#### Source data
[Start of section]

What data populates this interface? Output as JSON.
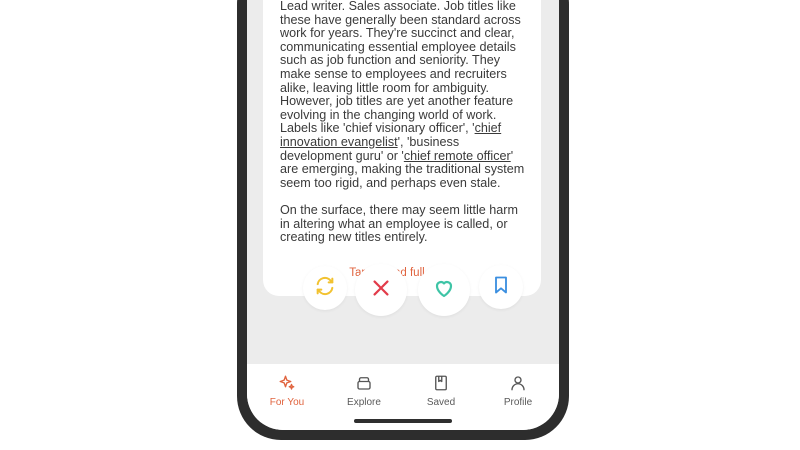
{
  "article": {
    "p1": {
      "text_a": "Lead writer. Sales associate. Job titles like these have generally been standard across work for years. They're succinct and clear, communicating essential employee details such as job function and seniority. They make sense to employees and recruiters alike, leaving little room for ambiguity. However, job titles are yet another feature evolving in the changing world of work. Labels like 'chief visionary officer', '",
      "link_a": "chief innovation evangelist",
      "text_b": "', 'business development guru' or '",
      "link_b": "chief remote officer",
      "text_c": "' are emerging, making the traditional system seem too rigid, and perhaps even stale."
    },
    "p2": "On the surface, there may seem little harm in altering what an employee is called, or creating new titles entirely.",
    "read_more": "Tap to read full news"
  },
  "actions": [
    {
      "name": "refresh-icon",
      "color": "#f2c230"
    },
    {
      "name": "close-icon",
      "color": "#e23b4a"
    },
    {
      "name": "heart-icon",
      "color": "#3ec4a6"
    },
    {
      "name": "bookmark-icon",
      "color": "#3b8fe0"
    }
  ],
  "nav": {
    "items": [
      {
        "label": "For You",
        "icon": "sparkle-icon",
        "active": true
      },
      {
        "label": "Explore",
        "icon": "explore-icon",
        "active": false
      },
      {
        "label": "Saved",
        "icon": "book-icon",
        "active": false
      },
      {
        "label": "Profile",
        "icon": "person-icon",
        "active": false
      }
    ]
  },
  "colors": {
    "accent": "#e0633e",
    "phone_frame": "#2d2d2d",
    "screen_bg": "#ececec"
  }
}
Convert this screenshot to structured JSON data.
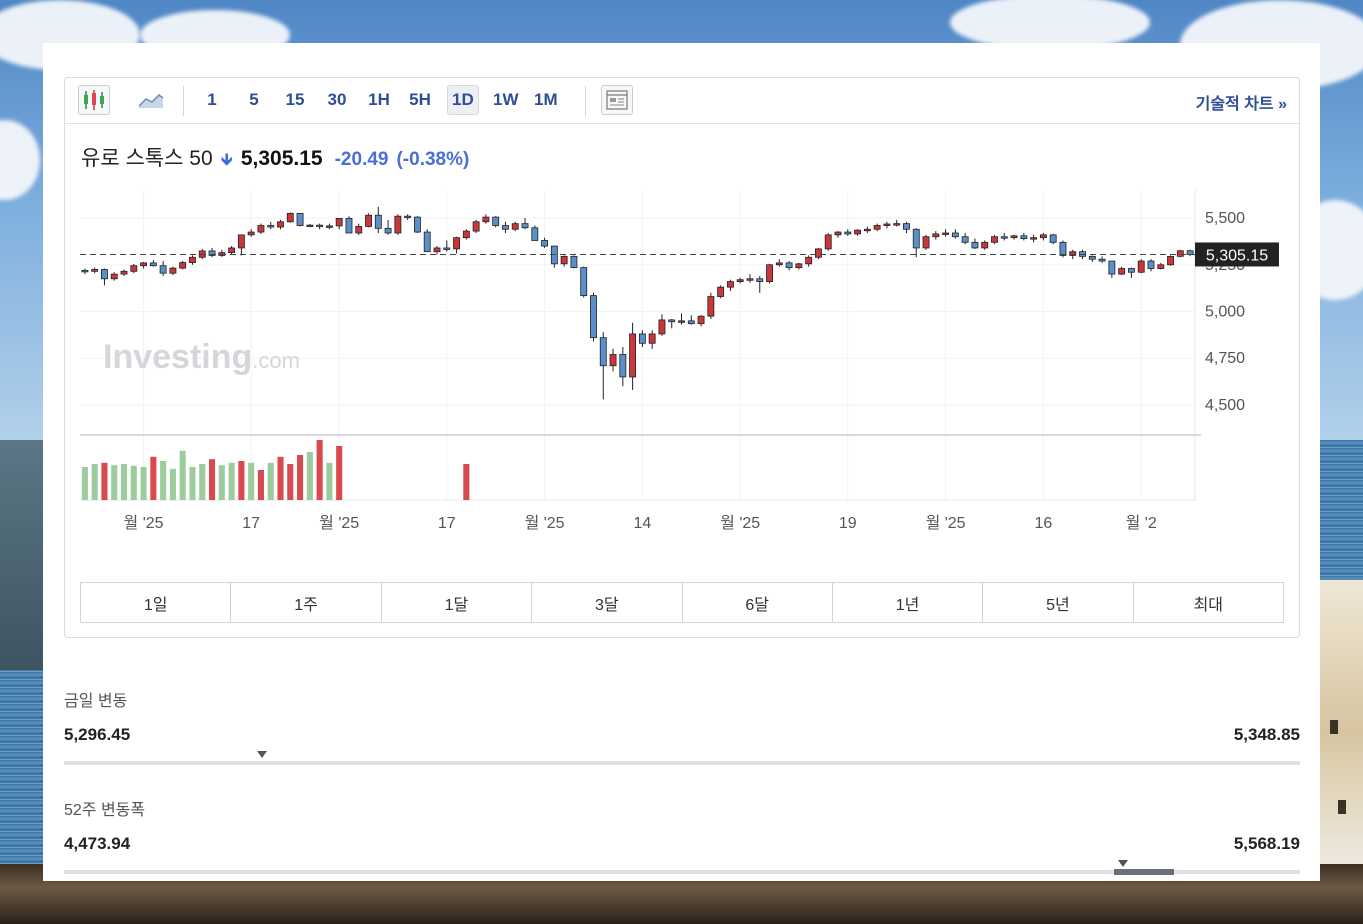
{
  "toolbar": {
    "intervals": [
      "1",
      "5",
      "15",
      "30",
      "1H",
      "5H",
      "1D",
      "1W",
      "1M"
    ],
    "active_interval": "1D",
    "tech_chart_label": "기술적 차트 »"
  },
  "quote": {
    "name": "유로 스톡스 50",
    "direction": "down",
    "last": "5,305.15",
    "change": "-20.49",
    "change_pct": "(-0.38%)"
  },
  "watermark": {
    "brand": "Investing",
    "suffix": ".com"
  },
  "ranges": [
    "1일",
    "1주",
    "1달",
    "3달",
    "6달",
    "1년",
    "5년",
    "최대"
  ],
  "stats": {
    "day": {
      "label": "금일 변동",
      "low": "5,296.45",
      "high": "5,348.85",
      "current_pct": 0.16
    },
    "week52": {
      "label": "52주 변동폭",
      "low": "4,473.94",
      "high": "5,568.19",
      "current_pct": 0.857
    }
  },
  "colors": {
    "up": "#c9373a",
    "down": "#5b8fcb",
    "vol_up": "#d9494e",
    "vol_down": "#9ccc9b",
    "accent": "#2f4e96"
  },
  "chart_data": {
    "type": "candlestick",
    "y_ticks": [
      "5,500",
      "5,250",
      "5,000",
      "4,750",
      "4,500"
    ],
    "y_tick_values": [
      5500,
      5250,
      5000,
      4750,
      4500
    ],
    "ylim": [
      4350,
      5650
    ],
    "last_price_label": "5,305.15",
    "last_price": 5305.15,
    "x_ticks": [
      "월 '25",
      "17",
      "월 '25",
      "17",
      "월 '25",
      "14",
      "월 '25",
      "19",
      "월 '25",
      "16",
      "월 '2"
    ],
    "x_tick_index": [
      6,
      17,
      26,
      37,
      47,
      57,
      67,
      78,
      88,
      98,
      108
    ],
    "candles": [
      [
        5220,
        5230,
        5200,
        5215
      ],
      [
        5215,
        5235,
        5205,
        5225
      ],
      [
        5225,
        5230,
        5140,
        5175
      ],
      [
        5175,
        5210,
        5165,
        5200
      ],
      [
        5200,
        5225,
        5190,
        5215
      ],
      [
        5215,
        5255,
        5205,
        5245
      ],
      [
        5245,
        5265,
        5230,
        5260
      ],
      [
        5260,
        5275,
        5240,
        5245
      ],
      [
        5245,
        5270,
        5190,
        5205
      ],
      [
        5205,
        5240,
        5195,
        5232
      ],
      [
        5232,
        5270,
        5225,
        5262
      ],
      [
        5262,
        5300,
        5250,
        5290
      ],
      [
        5290,
        5335,
        5280,
        5324
      ],
      [
        5324,
        5340,
        5290,
        5300
      ],
      [
        5300,
        5330,
        5292,
        5315
      ],
      [
        5315,
        5350,
        5305,
        5340
      ],
      [
        5340,
        5360,
        5300,
        5410
      ],
      [
        5410,
        5440,
        5400,
        5425
      ],
      [
        5425,
        5470,
        5415,
        5460
      ],
      [
        5460,
        5480,
        5440,
        5452
      ],
      [
        5452,
        5490,
        5440,
        5480
      ],
      [
        5480,
        5530,
        5475,
        5525
      ],
      [
        5525,
        5520,
        5455,
        5460
      ],
      [
        5460,
        5468,
        5455,
        5462
      ],
      [
        5462,
        5470,
        5440,
        5455
      ],
      [
        5455,
        5470,
        5440,
        5458
      ],
      [
        5458,
        5500,
        5440,
        5498
      ],
      [
        5498,
        5510,
        5420,
        5420
      ],
      [
        5420,
        5470,
        5410,
        5455
      ],
      [
        5455,
        5525,
        5450,
        5515
      ],
      [
        5515,
        5560,
        5420,
        5445
      ],
      [
        5445,
        5490,
        5410,
        5420
      ],
      [
        5420,
        5520,
        5410,
        5510
      ],
      [
        5510,
        5520,
        5490,
        5505
      ],
      [
        5505,
        5510,
        5420,
        5425
      ],
      [
        5425,
        5440,
        5320,
        5320
      ],
      [
        5320,
        5350,
        5305,
        5340
      ],
      [
        5340,
        5380,
        5320,
        5335
      ],
      [
        5335,
        5400,
        5310,
        5395
      ],
      [
        5395,
        5440,
        5385,
        5430
      ],
      [
        5430,
        5490,
        5420,
        5480
      ],
      [
        5480,
        5520,
        5470,
        5505
      ],
      [
        5505,
        5510,
        5450,
        5460
      ],
      [
        5460,
        5480,
        5420,
        5440
      ],
      [
        5440,
        5480,
        5430,
        5470
      ],
      [
        5470,
        5500,
        5440,
        5448
      ],
      [
        5448,
        5460,
        5380,
        5380
      ],
      [
        5380,
        5395,
        5340,
        5350
      ],
      [
        5350,
        5345,
        5235,
        5255
      ],
      [
        5255,
        5300,
        5240,
        5295
      ],
      [
        5295,
        5300,
        5230,
        5235
      ],
      [
        5235,
        5240,
        5075,
        5085
      ],
      [
        5085,
        5100,
        4840,
        4860
      ],
      [
        4860,
        4890,
        4530,
        4710
      ],
      [
        4710,
        4800,
        4680,
        4770
      ],
      [
        4770,
        4810,
        4600,
        4650
      ],
      [
        4650,
        4940,
        4580,
        4880
      ],
      [
        4880,
        4900,
        4810,
        4830
      ],
      [
        4830,
        4900,
        4800,
        4880
      ],
      [
        4880,
        4985,
        4870,
        4955
      ],
      [
        4955,
        4960,
        4910,
        4945
      ],
      [
        4945,
        4990,
        4930,
        4950
      ],
      [
        4950,
        4980,
        4930,
        4935
      ],
      [
        4935,
        4980,
        4920,
        4975
      ],
      [
        4975,
        5100,
        4960,
        5080
      ],
      [
        5080,
        5140,
        5070,
        5130
      ],
      [
        5130,
        5170,
        5110,
        5160
      ],
      [
        5160,
        5180,
        5150,
        5170
      ],
      [
        5170,
        5200,
        5155,
        5175
      ],
      [
        5175,
        5190,
        5100,
        5160
      ],
      [
        5160,
        5255,
        5150,
        5250
      ],
      [
        5250,
        5280,
        5240,
        5260
      ],
      [
        5260,
        5270,
        5220,
        5235
      ],
      [
        5235,
        5260,
        5225,
        5255
      ],
      [
        5255,
        5300,
        5240,
        5290
      ],
      [
        5290,
        5340,
        5280,
        5335
      ],
      [
        5335,
        5420,
        5325,
        5410
      ],
      [
        5410,
        5430,
        5395,
        5425
      ],
      [
        5425,
        5440,
        5405,
        5415
      ],
      [
        5415,
        5440,
        5405,
        5435
      ],
      [
        5435,
        5455,
        5420,
        5440
      ],
      [
        5440,
        5470,
        5430,
        5460
      ],
      [
        5460,
        5480,
        5445,
        5468
      ],
      [
        5468,
        5490,
        5455,
        5470
      ],
      [
        5470,
        5480,
        5420,
        5440
      ],
      [
        5440,
        5445,
        5290,
        5340
      ],
      [
        5340,
        5410,
        5330,
        5400
      ],
      [
        5400,
        5430,
        5385,
        5415
      ],
      [
        5415,
        5440,
        5400,
        5420
      ],
      [
        5420,
        5440,
        5390,
        5400
      ],
      [
        5400,
        5420,
        5360,
        5370
      ],
      [
        5370,
        5390,
        5335,
        5340
      ],
      [
        5340,
        5380,
        5330,
        5370
      ],
      [
        5370,
        5410,
        5360,
        5400
      ],
      [
        5400,
        5420,
        5380,
        5395
      ],
      [
        5395,
        5410,
        5385,
        5405
      ],
      [
        5405,
        5420,
        5380,
        5390
      ],
      [
        5390,
        5410,
        5370,
        5395
      ],
      [
        5395,
        5420,
        5380,
        5410
      ],
      [
        5410,
        5415,
        5360,
        5370
      ],
      [
        5370,
        5380,
        5290,
        5300
      ],
      [
        5300,
        5330,
        5280,
        5320
      ],
      [
        5320,
        5330,
        5280,
        5295
      ],
      [
        5295,
        5300,
        5265,
        5280
      ],
      [
        5280,
        5295,
        5260,
        5270
      ],
      [
        5270,
        5260,
        5180,
        5200
      ],
      [
        5200,
        5240,
        5195,
        5230
      ],
      [
        5230,
        5235,
        5180,
        5210
      ],
      [
        5210,
        5280,
        5205,
        5270
      ],
      [
        5270,
        5280,
        5215,
        5230
      ],
      [
        5230,
        5260,
        5225,
        5250
      ],
      [
        5250,
        5300,
        5245,
        5295
      ],
      [
        5295,
        5330,
        5290,
        5325
      ],
      [
        5325,
        5330,
        5296,
        5305
      ]
    ],
    "volume": [
      [
        0.55,
        0
      ],
      [
        0.6,
        0
      ],
      [
        0.62,
        1
      ],
      [
        0.58,
        0
      ],
      [
        0.6,
        0
      ],
      [
        0.57,
        0
      ],
      [
        0.55,
        0
      ],
      [
        0.72,
        1
      ],
      [
        0.65,
        0
      ],
      [
        0.52,
        0
      ],
      [
        0.82,
        0
      ],
      [
        0.55,
        0
      ],
      [
        0.6,
        0
      ],
      [
        0.68,
        1
      ],
      [
        0.58,
        0
      ],
      [
        0.62,
        0
      ],
      [
        0.65,
        1
      ],
      [
        0.62,
        0
      ],
      [
        0.5,
        1
      ],
      [
        0.62,
        0
      ],
      [
        0.72,
        1
      ],
      [
        0.6,
        1
      ],
      [
        0.75,
        1
      ],
      [
        0.8,
        0
      ],
      [
        1.0,
        1
      ],
      [
        0.62,
        0
      ],
      [
        0.9,
        1
      ],
      [
        0,
        0
      ],
      [
        0,
        0
      ],
      [
        0,
        0
      ],
      [
        0,
        0
      ],
      [
        0,
        0
      ],
      [
        0,
        0
      ],
      [
        0,
        0
      ],
      [
        0,
        0
      ],
      [
        0,
        0
      ],
      [
        0,
        0
      ],
      [
        0,
        0
      ],
      [
        0,
        0
      ],
      [
        0.6,
        1
      ]
    ]
  }
}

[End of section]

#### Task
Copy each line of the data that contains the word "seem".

#### Output for this task
      "text_c": "' are emerging, making the traditional system seem too rigid, and perhaps even stale."
    "p2": "On the surface, there may seem little harm in altering what an employee is called, or creating new titles entirely.",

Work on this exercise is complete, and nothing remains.